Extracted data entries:
────────
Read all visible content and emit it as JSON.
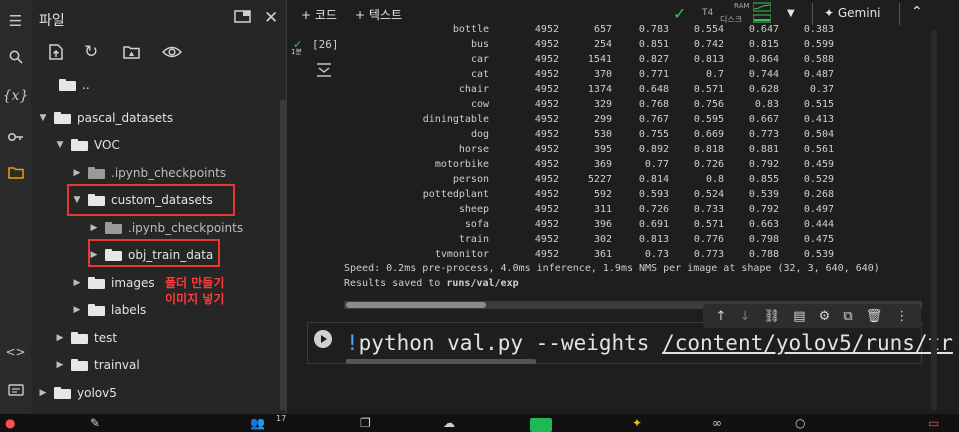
{
  "colors": {
    "accent_red": "#e53935",
    "annotation": "#ff3b3b",
    "run_blue": "#4ea1ff",
    "check_green": "#3ac25a",
    "folder_icon": "orange"
  },
  "rail": {
    "icons": [
      "menu-icon",
      "search-icon",
      "variables-icon",
      "key-icon",
      "folder-icon",
      "code-icon",
      "terminal-icon"
    ],
    "var_label": "{x}"
  },
  "files": {
    "title": "파일",
    "parent_label": "..",
    "tree": [
      {
        "label": "pascal_datasets"
      },
      {
        "label": "VOC"
      },
      {
        "label": ".ipynb_checkpoints"
      },
      {
        "label": "custom_datasets"
      },
      {
        "label": ".ipynb_checkpoints"
      },
      {
        "label": "obj_train_data"
      },
      {
        "label": "images"
      },
      {
        "label": "labels"
      },
      {
        "label": "test"
      },
      {
        "label": "trainval"
      },
      {
        "label": "yolov5"
      }
    ],
    "annotation_line1": "폴더 만들기",
    "annotation_line2": "이미지 넣기"
  },
  "topbar": {
    "add_code": "+ 코드",
    "add_text": "+ 텍스트",
    "gpu": "T4",
    "ram": "RAM",
    "disk": "디스크",
    "gemini": "Gemini"
  },
  "cell": {
    "exec_time": "1분",
    "exec_count": "[26]"
  },
  "results": [
    [
      "bottle",
      "4952",
      "657",
      "0.783",
      "0.554",
      "0.647",
      "0.383"
    ],
    [
      "bus",
      "4952",
      "254",
      "0.851",
      "0.742",
      "0.815",
      "0.599"
    ],
    [
      "car",
      "4952",
      "1541",
      "0.827",
      "0.813",
      "0.864",
      "0.588"
    ],
    [
      "cat",
      "4952",
      "370",
      "0.771",
      "0.7",
      "0.744",
      "0.487"
    ],
    [
      "chair",
      "4952",
      "1374",
      "0.648",
      "0.571",
      "0.628",
      "0.37"
    ],
    [
      "cow",
      "4952",
      "329",
      "0.768",
      "0.756",
      "0.83",
      "0.515"
    ],
    [
      "diningtable",
      "4952",
      "299",
      "0.767",
      "0.595",
      "0.667",
      "0.413"
    ],
    [
      "dog",
      "4952",
      "530",
      "0.755",
      "0.669",
      "0.773",
      "0.504"
    ],
    [
      "horse",
      "4952",
      "395",
      "0.892",
      "0.818",
      "0.881",
      "0.561"
    ],
    [
      "motorbike",
      "4952",
      "369",
      "0.77",
      "0.726",
      "0.792",
      "0.459"
    ],
    [
      "person",
      "4952",
      "5227",
      "0.814",
      "0.8",
      "0.855",
      "0.529"
    ],
    [
      "pottedplant",
      "4952",
      "592",
      "0.593",
      "0.524",
      "0.539",
      "0.268"
    ],
    [
      "sheep",
      "4952",
      "311",
      "0.726",
      "0.733",
      "0.792",
      "0.497"
    ],
    [
      "sofa",
      "4952",
      "396",
      "0.691",
      "0.571",
      "0.663",
      "0.444"
    ],
    [
      "train",
      "4952",
      "302",
      "0.813",
      "0.776",
      "0.798",
      "0.475"
    ],
    [
      "tvmonitor",
      "4952",
      "361",
      "0.73",
      "0.773",
      "0.788",
      "0.539"
    ]
  ],
  "speed_line": "Speed: 0.2ms pre-process, 4.0ms inference, 1.9ms NMS per image at shape (32, 3, 640, 640)",
  "saved_prefix": "Results saved to ",
  "saved_path": "runs/val/exp",
  "code": {
    "bang": "!",
    "cmd": "python val.py --weights ",
    "path": "/content/yolov5/runs/tr"
  },
  "taskbar": {
    "badge_count": "17"
  }
}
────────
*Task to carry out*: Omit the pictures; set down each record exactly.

*Written response*:
Read all visible content and emit it as JSON.
{
  "colors": {
    "accent_red": "#e53935",
    "annotation": "#ff3b3b",
    "run_blue": "#4ea1ff",
    "check_green": "#3ac25a",
    "folder_icon": "orange"
  },
  "rail": {
    "icons": [
      "menu-icon",
      "search-icon",
      "variables-icon",
      "key-icon",
      "folder-icon",
      "code-icon",
      "terminal-icon"
    ],
    "var_label": "{x}"
  },
  "files": {
    "title": "파일",
    "parent_label": "..",
    "tree": [
      {
        "label": "pascal_datasets"
      },
      {
        "label": "VOC"
      },
      {
        "label": ".ipynb_checkpoints"
      },
      {
        "label": "custom_datasets"
      },
      {
        "label": ".ipynb_checkpoints"
      },
      {
        "label": "obj_train_data"
      },
      {
        "label": "images"
      },
      {
        "label": "labels"
      },
      {
        "label": "test"
      },
      {
        "label": "trainval"
      },
      {
        "label": "yolov5"
      }
    ],
    "annotation_line1": "폴더 만들기",
    "annotation_line2": "이미지 넣기"
  },
  "topbar": {
    "add_code": "+ 코드",
    "add_text": "+ 텍스트",
    "gpu": "T4",
    "ram": "RAM",
    "disk": "디스크",
    "gemini": "Gemini"
  },
  "cell": {
    "exec_time": "1분",
    "exec_count": "[26]"
  },
  "results": [
    [
      "bottle",
      "4952",
      "657",
      "0.783",
      "0.554",
      "0.647",
      "0.383"
    ],
    [
      "bus",
      "4952",
      "254",
      "0.851",
      "0.742",
      "0.815",
      "0.599"
    ],
    [
      "car",
      "4952",
      "1541",
      "0.827",
      "0.813",
      "0.864",
      "0.588"
    ],
    [
      "cat",
      "4952",
      "370",
      "0.771",
      "0.7",
      "0.744",
      "0.487"
    ],
    [
      "chair",
      "4952",
      "1374",
      "0.648",
      "0.571",
      "0.628",
      "0.37"
    ],
    [
      "cow",
      "4952",
      "329",
      "0.768",
      "0.756",
      "0.83",
      "0.515"
    ],
    [
      "diningtable",
      "4952",
      "299",
      "0.767",
      "0.595",
      "0.667",
      "0.413"
    ],
    [
      "dog",
      "4952",
      "530",
      "0.755",
      "0.669",
      "0.773",
      "0.504"
    ],
    [
      "horse",
      "4952",
      "395",
      "0.892",
      "0.818",
      "0.881",
      "0.561"
    ],
    [
      "motorbike",
      "4952",
      "369",
      "0.77",
      "0.726",
      "0.792",
      "0.459"
    ],
    [
      "person",
      "4952",
      "5227",
      "0.814",
      "0.8",
      "0.855",
      "0.529"
    ],
    [
      "pottedplant",
      "4952",
      "592",
      "0.593",
      "0.524",
      "0.539",
      "0.268"
    ],
    [
      "sheep",
      "4952",
      "311",
      "0.726",
      "0.733",
      "0.792",
      "0.497"
    ],
    [
      "sofa",
      "4952",
      "396",
      "0.691",
      "0.571",
      "0.663",
      "0.444"
    ],
    [
      "train",
      "4952",
      "302",
      "0.813",
      "0.776",
      "0.798",
      "0.475"
    ],
    [
      "tvmonitor",
      "4952",
      "361",
      "0.73",
      "0.773",
      "0.788",
      "0.539"
    ]
  ],
  "speed_line": "Speed: 0.2ms pre-process, 4.0ms inference, 1.9ms NMS per image at shape (32, 3, 640, 640)",
  "saved_prefix": "Results saved to ",
  "saved_path": "runs/val/exp",
  "code": {
    "bang": "!",
    "cmd": "python val.py --weights ",
    "path": "/content/yolov5/runs/tr"
  },
  "taskbar": {
    "badge_count": "17"
  }
}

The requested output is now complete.